(Stored data entries)
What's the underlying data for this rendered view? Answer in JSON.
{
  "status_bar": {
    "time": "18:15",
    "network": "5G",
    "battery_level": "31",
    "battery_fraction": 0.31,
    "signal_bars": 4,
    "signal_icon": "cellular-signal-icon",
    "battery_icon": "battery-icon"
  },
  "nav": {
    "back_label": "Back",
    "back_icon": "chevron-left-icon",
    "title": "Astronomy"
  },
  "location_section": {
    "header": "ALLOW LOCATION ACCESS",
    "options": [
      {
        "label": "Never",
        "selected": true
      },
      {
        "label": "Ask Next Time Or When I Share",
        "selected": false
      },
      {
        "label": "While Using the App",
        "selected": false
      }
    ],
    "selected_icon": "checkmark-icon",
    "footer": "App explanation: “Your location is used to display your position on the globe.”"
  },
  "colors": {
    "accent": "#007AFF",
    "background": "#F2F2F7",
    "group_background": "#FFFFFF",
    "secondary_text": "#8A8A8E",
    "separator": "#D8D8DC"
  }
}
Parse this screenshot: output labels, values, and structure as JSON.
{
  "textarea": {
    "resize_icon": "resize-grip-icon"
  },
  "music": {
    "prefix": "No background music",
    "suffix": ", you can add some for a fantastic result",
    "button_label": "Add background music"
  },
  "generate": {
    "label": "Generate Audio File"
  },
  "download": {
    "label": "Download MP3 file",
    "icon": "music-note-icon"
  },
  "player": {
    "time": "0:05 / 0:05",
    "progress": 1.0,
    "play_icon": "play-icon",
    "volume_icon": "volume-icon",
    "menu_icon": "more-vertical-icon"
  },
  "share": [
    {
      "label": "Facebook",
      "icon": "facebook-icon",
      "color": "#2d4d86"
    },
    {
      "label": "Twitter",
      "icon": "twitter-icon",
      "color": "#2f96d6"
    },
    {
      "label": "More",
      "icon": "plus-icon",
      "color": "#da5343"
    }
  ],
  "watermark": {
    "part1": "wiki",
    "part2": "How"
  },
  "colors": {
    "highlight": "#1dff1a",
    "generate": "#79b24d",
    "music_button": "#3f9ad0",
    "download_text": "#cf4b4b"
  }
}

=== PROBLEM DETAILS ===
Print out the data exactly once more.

=== RESULT FOR THIS EXERCISE ===
What's the underlying data for this rendered view? Answer in JSON.
{
  "status_bar": {
    "time": "18:15",
    "network": "5G",
    "battery_level": "31",
    "battery_fraction": 0.31,
    "signal_bars": 4,
    "signal_icon": "cellular-signal-icon",
    "battery_icon": "battery-icon"
  },
  "nav": {
    "back_label": "Back",
    "back_icon": "chevron-left-icon",
    "title": "Astronomy"
  },
  "location_section": {
    "header": "ALLOW LOCATION ACCESS",
    "options": [
      {
        "label": "Never",
        "selected": true
      },
      {
        "label": "Ask Next Time Or When I Share",
        "selected": false
      },
      {
        "label": "While Using the App",
        "selected": false
      }
    ],
    "selected_icon": "checkmark-icon",
    "footer": "App explanation: “Your location is used to display your position on the globe.”"
  },
  "colors": {
    "accent": "#007AFF",
    "background": "#F2F2F7",
    "group_background": "#FFFFFF",
    "secondary_text": "#8A8A8E",
    "separator": "#D8D8DC"
  }
}
Parse this screenshot: output labels, values, and structure as JSON.
{
  "textarea": {
    "resize_icon": "resize-grip-icon"
  },
  "music": {
    "prefix": "No background music",
    "suffix": ", you can add some for a fantastic result",
    "button_label": "Add background music"
  },
  "generate": {
    "label": "Generate Audio File"
  },
  "download": {
    "label": "Download MP3 file",
    "icon": "music-note-icon"
  },
  "player": {
    "time": "0:05 / 0:05",
    "progress": 1.0,
    "play_icon": "play-icon",
    "volume_icon": "volume-icon",
    "menu_icon": "more-vertical-icon"
  },
  "share": [
    {
      "label": "Facebook",
      "icon": "facebook-icon",
      "color": "#2d4d86"
    },
    {
      "label": "Twitter",
      "icon": "twitter-icon",
      "color": "#2f96d6"
    },
    {
      "label": "More",
      "icon": "plus-icon",
      "color": "#da5343"
    }
  ],
  "watermark": {
    "part1": "wiki",
    "part2": "How"
  },
  "colors": {
    "highlight": "#1dff1a",
    "generate": "#79b24d",
    "music_button": "#3f9ad0",
    "download_text": "#cf4b4b"
  }
}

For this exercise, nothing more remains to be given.